Edick, in full-dress uniform, surprised his wife Thursday evening at FedEx Field, where the cheerleaders were conveniently practicing. "My legs turned to Jell-O," Kristin Edick told WRC after jumping up to embrace her husband. WRC aired the story that night, and the Redskins' official blog featured the video as well, saying: "Not really much to add to this one besides Awwwwww."

Edick said from Quantico, where he is now based, that he was pleased by the story but troubled by the dispute that developed. "I hope none of this will get me or my wife in trouble," he said. "The Redskins were absolutely awesome in everything they did."

WRC spokesman Matt Glassman said in a statement: "We went to FedEx Field to cover a story. We did not request that it be exclusive and have no knowledge why another station was denied access." He declined to comment further.

Edick, 28, is from the Asheville, N.C., area. He was scheduled to return from Iraq in January but volunteered to extend his tour in Afghanistan. When a military rule barred him from staying in that war zone longer, he got in touch with WLOS, the ABC affiliate in Asheville, which asked if he could stage the reunion with his wife back home in North Carolina.

When that proved logistically impossible, the station asked WJLA to send a crew to the couple's reunion in Washington and provide the tape, a common practice among affiliates -- and a winning story for WJLA as well, because it involved the city's football franchise.

When reached for comment, Bryan Luhn, assistant news director at WLOS, said he suggested alternatives to the team after learning that it would cooperate only with WRC. The Redskins became broadcast partners last year with WRC, which carries exhibition games and pre- and postgame segments.

Luhn said he asked Stephanie Jojokian, the cheerleaders' director, whether WJLA could interview Kristin Edick and her husband afterward, outside the stadium or even at a restaurant.

"She could do that, but she'll no longer be a Redskins cheerleader," Luhn recalls Jojokian saying. "She is contractually obligated to the Redskins."

Luhn said he was "kind of stunned by that. You'd really fire a cheerleader who's getting ready to see her husband after a year and a half in Iraq over media access? . . . How can they not want coverage for this story? It's a great story. It's free publicity."

The Redskins' Donovan said he spoke to Jojokian and that "she told me this was absolutely not true. I would not have permitted that to happen."

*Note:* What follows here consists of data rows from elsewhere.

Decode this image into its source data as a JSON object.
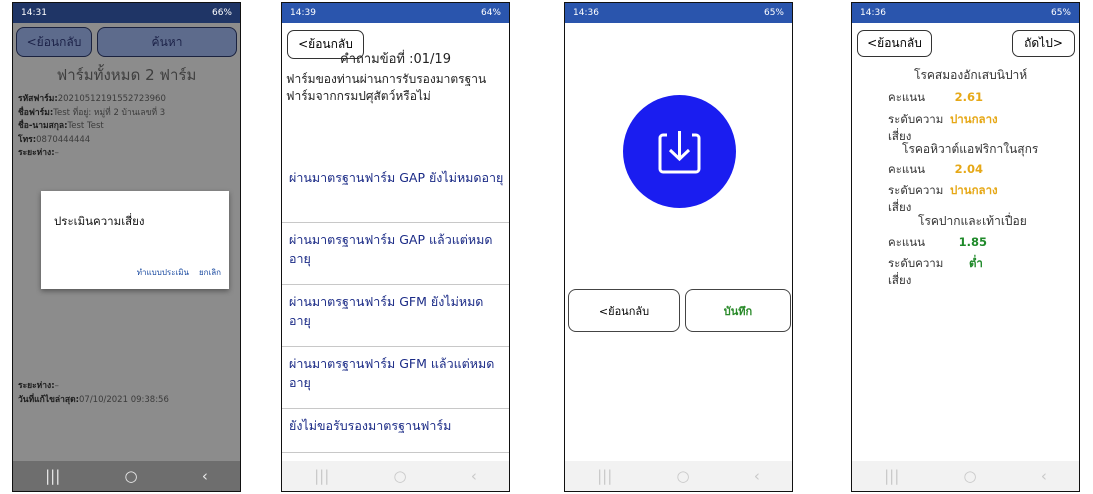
{
  "screen1": {
    "status_time": "14:31",
    "status_right": "66%",
    "back_label": "<ย้อนกลับ",
    "search_label": "ค้นหา",
    "title": "ฟาร์มทั้งหมด 2 ฟาร์ม",
    "fields": [
      {
        "label": "รหัสฟาร์ม:",
        "value": "20210512191552723960"
      },
      {
        "label": "ชื่อฟาร์ม:",
        "value": "Test  ที่อยู่: หมู่ที่ 2 บ้านเลขที่ 3"
      },
      {
        "label": "ชื่อ-นามสกุล:",
        "value": "Test Test"
      },
      {
        "label": "โทร:",
        "value": "0870444444"
      },
      {
        "label": "ระยะห่าง:",
        "value": "–"
      }
    ],
    "fields_bottom": [
      {
        "label": "ระยะห่าง:",
        "value": "–"
      },
      {
        "label": "วันที่แก้ไขล่าสุด:",
        "value": "07/10/2021 09:38:56"
      }
    ],
    "dialog": {
      "title": "ประเมินความเสี่ยง",
      "action_primary": "ทำแบบประเมิน",
      "action_cancel": "ยกเลิก"
    }
  },
  "screen2": {
    "status_time": "14:39",
    "status_right": "64%",
    "back_label": "<ย้อนกลับ",
    "question_header": "คำถามข้อที่ :01/19",
    "question_text": "ฟาร์มของท่านผ่านการรับรองมาตรฐานฟาร์มจากกรมปศุสัตว์หรือไม่",
    "choices": [
      "ผ่านมาตรฐานฟาร์ม GAP ยังไม่หมดอายุ",
      "ผ่านมาตรฐานฟาร์ม GAP แล้วแต่หมดอายุ",
      "ผ่านมาตรฐานฟาร์ม GFM ยังไม่หมดอายุ",
      "ผ่านมาตรฐานฟาร์ม GFM แล้วแต่หมดอายุ",
      "ยังไม่ขอรับรองมาตรฐานฟาร์ม"
    ]
  },
  "screen3": {
    "status_time": "14:36",
    "status_right": "65%",
    "back_label": "<ย้อนกลับ",
    "save_label": "บันทึก"
  },
  "screen4": {
    "status_time": "14:36",
    "status_right": "65%",
    "back_label": "<ย้อนกลับ",
    "next_label": "ถัดไป>",
    "score_label": "คะแนน",
    "level_label_1": "ระดับความ",
    "level_label_2": "เสี่ยง",
    "results": [
      {
        "disease": "โรคสมองอักเสบนิปาห์",
        "score": "2.61",
        "level": "ปานกลาง",
        "color": "#e6a817"
      },
      {
        "disease": "โรคอหิวาต์แอฟริกาในสุกร",
        "score": "2.04",
        "level": "ปานกลาง",
        "color": "#e6a817"
      },
      {
        "disease": "โรคปากและเท้าเปื่อย",
        "score": "1.85",
        "level": "ต่ำ",
        "color": "#1f8a2a"
      }
    ]
  }
}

Edick, caught in the middle, said he felt that WJLA reporter Jay Korff "was being rude" as the dispute escalated. "I felt the guy at Channel 7 was asking me to do things I wasn't comfortable with. He wanted me to tell the Redskins that I wasn't going to surprise my wife unless the Redskins let them cover the story."

Korff said that was untrue and that their conversations were cordial. He recalled telling Edick that the Redskins would not let his station cover the reunion "because we're not their broadcast partners, we're not their buddies. They're basically stealing this story from us."

At that point, Korff said, Edick asked if there was anything he could do to help. "Give them a call and tell them you think this is unfair and we should be in on it," he recalls telling the lieutenant.

The Redskins barred WJLA's crew from entering the stadium Thursday night. "That was not a good decision," Donovan said.

At that point, said WJLA's Lord, a Vietnam War veteran who was concerned that the Marine was being unduly pressured, "we decided it was time to punt."

WRC made the footage available to the Asheville station the next day but with one key condition: that the tape not be fed back to WJLA. This, of course, kept its Washington rival off the playing field.

© 2010 The Washington Post Company